AIM OF THE TASK
Search the records for lines with the word "items" and copy each match.

DATA LISTING

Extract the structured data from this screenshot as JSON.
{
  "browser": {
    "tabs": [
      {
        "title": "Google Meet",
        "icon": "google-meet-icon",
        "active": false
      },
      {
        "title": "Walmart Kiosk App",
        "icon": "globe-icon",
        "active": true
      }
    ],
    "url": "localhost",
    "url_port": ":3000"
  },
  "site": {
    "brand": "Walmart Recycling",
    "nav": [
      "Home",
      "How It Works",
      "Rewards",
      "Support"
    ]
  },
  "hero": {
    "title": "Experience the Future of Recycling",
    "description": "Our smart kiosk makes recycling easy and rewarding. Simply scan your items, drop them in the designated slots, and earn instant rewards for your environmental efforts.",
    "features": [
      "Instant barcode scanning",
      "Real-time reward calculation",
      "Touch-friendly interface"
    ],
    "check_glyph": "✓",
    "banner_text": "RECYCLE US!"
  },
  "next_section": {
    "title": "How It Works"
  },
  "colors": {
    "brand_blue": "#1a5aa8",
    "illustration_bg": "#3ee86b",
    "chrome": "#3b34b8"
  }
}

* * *

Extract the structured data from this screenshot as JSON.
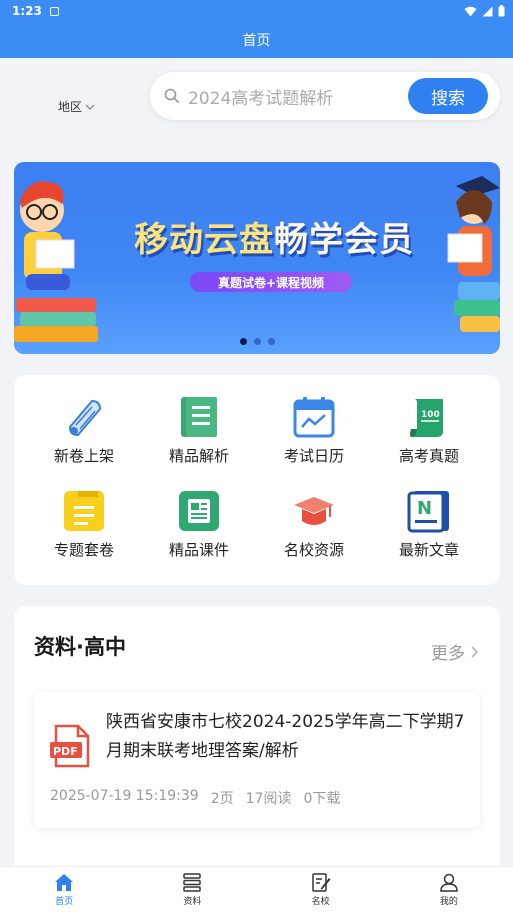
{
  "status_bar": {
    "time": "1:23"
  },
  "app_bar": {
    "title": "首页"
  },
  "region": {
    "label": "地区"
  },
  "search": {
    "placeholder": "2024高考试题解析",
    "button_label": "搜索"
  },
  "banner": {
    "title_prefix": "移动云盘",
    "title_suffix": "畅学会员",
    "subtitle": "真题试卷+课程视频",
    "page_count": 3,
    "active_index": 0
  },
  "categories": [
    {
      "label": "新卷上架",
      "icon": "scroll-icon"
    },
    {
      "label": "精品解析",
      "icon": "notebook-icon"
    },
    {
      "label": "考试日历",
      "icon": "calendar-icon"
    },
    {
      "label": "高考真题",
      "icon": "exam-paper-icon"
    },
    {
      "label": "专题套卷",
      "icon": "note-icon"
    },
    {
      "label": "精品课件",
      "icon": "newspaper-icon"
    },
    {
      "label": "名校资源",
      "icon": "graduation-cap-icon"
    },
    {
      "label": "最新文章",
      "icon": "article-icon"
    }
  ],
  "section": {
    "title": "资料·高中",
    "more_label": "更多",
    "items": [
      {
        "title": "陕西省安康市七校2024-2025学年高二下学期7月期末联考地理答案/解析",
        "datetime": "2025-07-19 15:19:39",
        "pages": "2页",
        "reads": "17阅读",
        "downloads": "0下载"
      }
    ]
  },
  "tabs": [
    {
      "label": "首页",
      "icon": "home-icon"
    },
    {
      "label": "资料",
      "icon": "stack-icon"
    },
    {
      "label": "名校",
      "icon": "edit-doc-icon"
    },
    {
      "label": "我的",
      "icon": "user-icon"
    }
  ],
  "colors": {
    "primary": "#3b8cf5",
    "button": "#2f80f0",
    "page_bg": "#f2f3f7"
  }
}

YOUR SOLUTION
    "description": "Our smart kiosk makes recycling easy and rewarding. Simply scan your items, drop them in the designated slots, and earn instant rewards for your environmental efforts.",
    "items": [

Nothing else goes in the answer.